So often when people talk about the issue of global girls' education, they dive right into the policy weeds.
They talk about the numbers — how 62 million girls worldwide aren't in school right now. They talk about the barriers girls face to getting an education — how their families can't afford the school fees; or the nearest school is miles away, and walking there each day means risking assault and kidnapping; or there is a school nearby, but it doesn't have adequate bathrooms for girls, so they have to stay home when they have their periods, and they sometimes fall behind and wind up dropping out.
And all of this is true — but it also misses the fundamental point that this issue isn't just about access to resources like scholarships, transportation, and school bathrooms. It's also very much about attitudes and beliefs: the belief that girls should be valued for their bodies, not their minds; the belief that girls simply aren't worthy of an education, and their best chance in life is to be married off when they're barely even teenagers and start having children of their own.
For me, that's where this issue gets personal, because as I've traveled the world as First Lady, I have met these girls, and they are so smart and hardworking, and so hungry for an education. I've met girls who make long, dangerous journeys each day to school and then come home and study for hours each night. I've met girls studying at rickety desks in bare concrete classrooms who are raising their hands so hard they're almost falling out of their chairs.
I see myself in these girls — in their ambition and their determination to rise above their circumstances. And I believe that because you're Lenny Letter readers — women who are talented, passionate, and ambitious — you'd see yourselves in these girls too.
Just imagine for a moment what it's like to be in their shoes. Imagine being a bright, curious young girl with all kinds of ideas about what you want to be when you grow up. And then one day, someone taps you on the shoulder and says, "Sorry, not you. You're a girl. Your dreams stop here. You have to drop out of school, marry a man 20 years older than you whom you've never met, and start having babies of your own."
Think about who — and what — you would be today if your formal education had ended after middle school and you knew only what you'd learned through eighth grade.
It's inconceivable, right?
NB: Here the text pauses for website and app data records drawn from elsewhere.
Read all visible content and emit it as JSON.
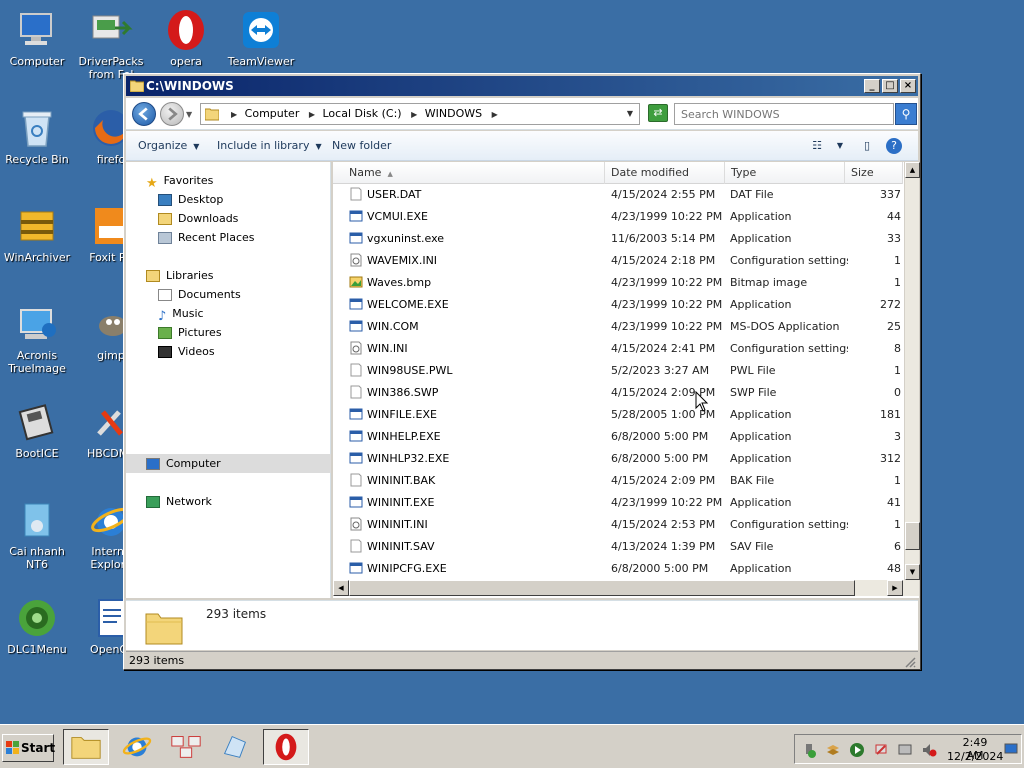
{
  "desktop": {
    "icons": [
      {
        "label": "Computer"
      },
      {
        "label": "DriverPacks from Fol"
      },
      {
        "label": "opera"
      },
      {
        "label": "TeamViewer"
      },
      {
        "label": "Recycle Bin"
      },
      {
        "label": "firefo"
      },
      {
        "label": "WinArchiver"
      },
      {
        "label": "Foxit Re"
      },
      {
        "label": "Acronis TrueImage"
      },
      {
        "label": "gimp"
      },
      {
        "label": "BootICE"
      },
      {
        "label": "HBCDMe"
      },
      {
        "label": "Cai nhanh NT6"
      },
      {
        "label": "Interne Explore"
      },
      {
        "label": "DLC1Menu"
      },
      {
        "label": "OpenOf"
      }
    ]
  },
  "window": {
    "title": "C:\\WINDOWS",
    "buttons": {
      "minimize": "_",
      "maximize": "□",
      "close": "×"
    },
    "address": {
      "crumbs": [
        "Computer",
        "Local Disk (C:)",
        "WINDOWS"
      ]
    },
    "search": {
      "placeholder": "Search WINDOWS"
    },
    "toolbar": {
      "organize": "Organize",
      "include": "Include in library",
      "new_folder": "New folder"
    },
    "nav": {
      "favorites": "Favorites",
      "desktop": "Desktop",
      "downloads": "Downloads",
      "recent": "Recent Places",
      "libraries": "Libraries",
      "documents": "Documents",
      "music": "Music",
      "pictures": "Pictures",
      "videos": "Videos",
      "computer": "Computer",
      "network": "Network"
    },
    "columns": {
      "name": "Name",
      "date": "Date modified",
      "type": "Type",
      "size": "Size"
    },
    "files": [
      {
        "name": "USER.DAT",
        "date": "4/15/2024 2:55 PM",
        "type": "DAT File",
        "size": "337"
      },
      {
        "name": "VCMUI.EXE",
        "date": "4/23/1999 10:22 PM",
        "type": "Application",
        "size": "44"
      },
      {
        "name": "vgxuninst.exe",
        "date": "11/6/2003 5:14 PM",
        "type": "Application",
        "size": "33"
      },
      {
        "name": "WAVEMIX.INI",
        "date": "4/15/2024 2:18 PM",
        "type": "Configuration settings",
        "size": "1"
      },
      {
        "name": "Waves.bmp",
        "date": "4/23/1999 10:22 PM",
        "type": "Bitmap image",
        "size": "1"
      },
      {
        "name": "WELCOME.EXE",
        "date": "4/23/1999 10:22 PM",
        "type": "Application",
        "size": "272"
      },
      {
        "name": "WIN.COM",
        "date": "4/23/1999 10:22 PM",
        "type": "MS-DOS Application",
        "size": "25"
      },
      {
        "name": "WIN.INI",
        "date": "4/15/2024 2:41 PM",
        "type": "Configuration settings",
        "size": "8"
      },
      {
        "name": "WIN98USE.PWL",
        "date": "5/2/2023 3:27 AM",
        "type": "PWL File",
        "size": "1"
      },
      {
        "name": "WIN386.SWP",
        "date": "4/15/2024 2:09 PM",
        "type": "SWP File",
        "size": "0"
      },
      {
        "name": "WINFILE.EXE",
        "date": "5/28/2005 1:00 PM",
        "type": "Application",
        "size": "181"
      },
      {
        "name": "WINHELP.EXE",
        "date": "6/8/2000 5:00 PM",
        "type": "Application",
        "size": "3"
      },
      {
        "name": "WINHLP32.EXE",
        "date": "6/8/2000 5:00 PM",
        "type": "Application",
        "size": "312"
      },
      {
        "name": "WININIT.BAK",
        "date": "4/15/2024 2:09 PM",
        "type": "BAK File",
        "size": "1"
      },
      {
        "name": "WININIT.EXE",
        "date": "4/23/1999 10:22 PM",
        "type": "Application",
        "size": "41"
      },
      {
        "name": "WININIT.INI",
        "date": "4/15/2024 2:53 PM",
        "type": "Configuration settings",
        "size": "1"
      },
      {
        "name": "WININIT.SAV",
        "date": "4/13/2024 1:39 PM",
        "type": "SAV File",
        "size": "6"
      },
      {
        "name": "WINIPCFG.EXE",
        "date": "6/8/2000 5:00 PM",
        "type": "Application",
        "size": "48"
      }
    ],
    "details": {
      "count": "293 items"
    },
    "status": "293 items"
  },
  "taskbar": {
    "start": "Start",
    "clock_time": "2:49 AM",
    "clock_date": "12/2/2024"
  }
}
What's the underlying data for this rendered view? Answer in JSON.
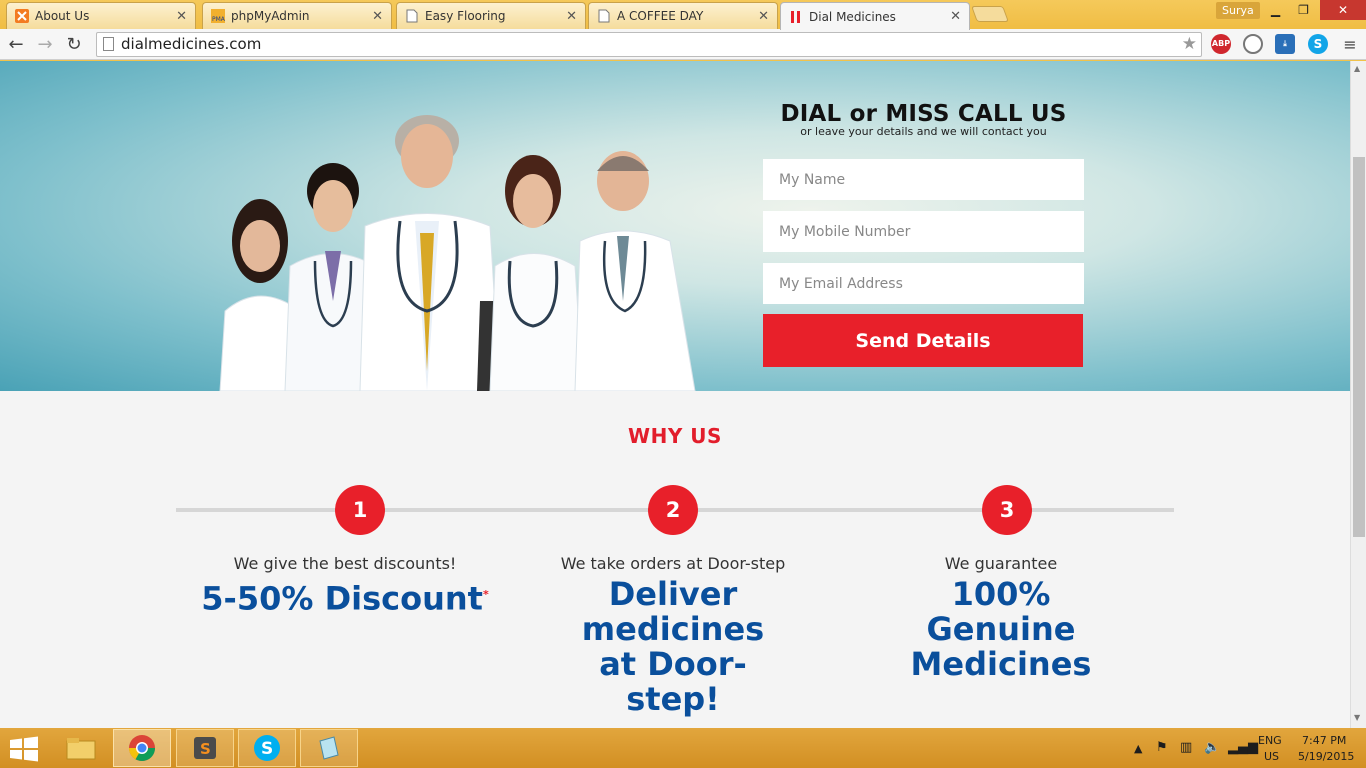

We wouldn't dream of accepting this fate for ourselves — or for our friends, sisters, or daughters. So why would we accept it for any girl on this planet — especially when we've got piles of research telling us that girls who go to school marry later, have healthier families, and earn higher salaries?
These girls deserve the same kind of chances we all had to learn and grow and contribute to their families and societies. That's why President Obama and I started Let Girls Learn, an initiative to help girls around the world go to school. Through Let Girls Learn, the U.S. government is coming together with governments in countries like the U.K., Japan, and South Korea and with businesses, nonprofit organizations, and concerned individuals to invest in adolescent girls' education across the globe.
And we need your help. That's why we launched the #62MillionGirls social-media campaign to get people engaged in this issue. Since then, #62MillionGirls has become a community of people who are passionate about girls' education.
And today, at South by Southwest, I'm launching the next phase of this campaign — the action phase — and calling on people not just to care about this issue, but to do something about it.
As part of this effort, Girl Rising is gathering together the #62MillionGirls community on Change.org as the central place for organizing further action. You can now go to 62MillionGirls.com and pledge to take action to help girls worldwide go to school. You'll find the information you need to educate yourselves and others about this issue, as well as all kinds of ideas for how to use your talents and skills to have an impact.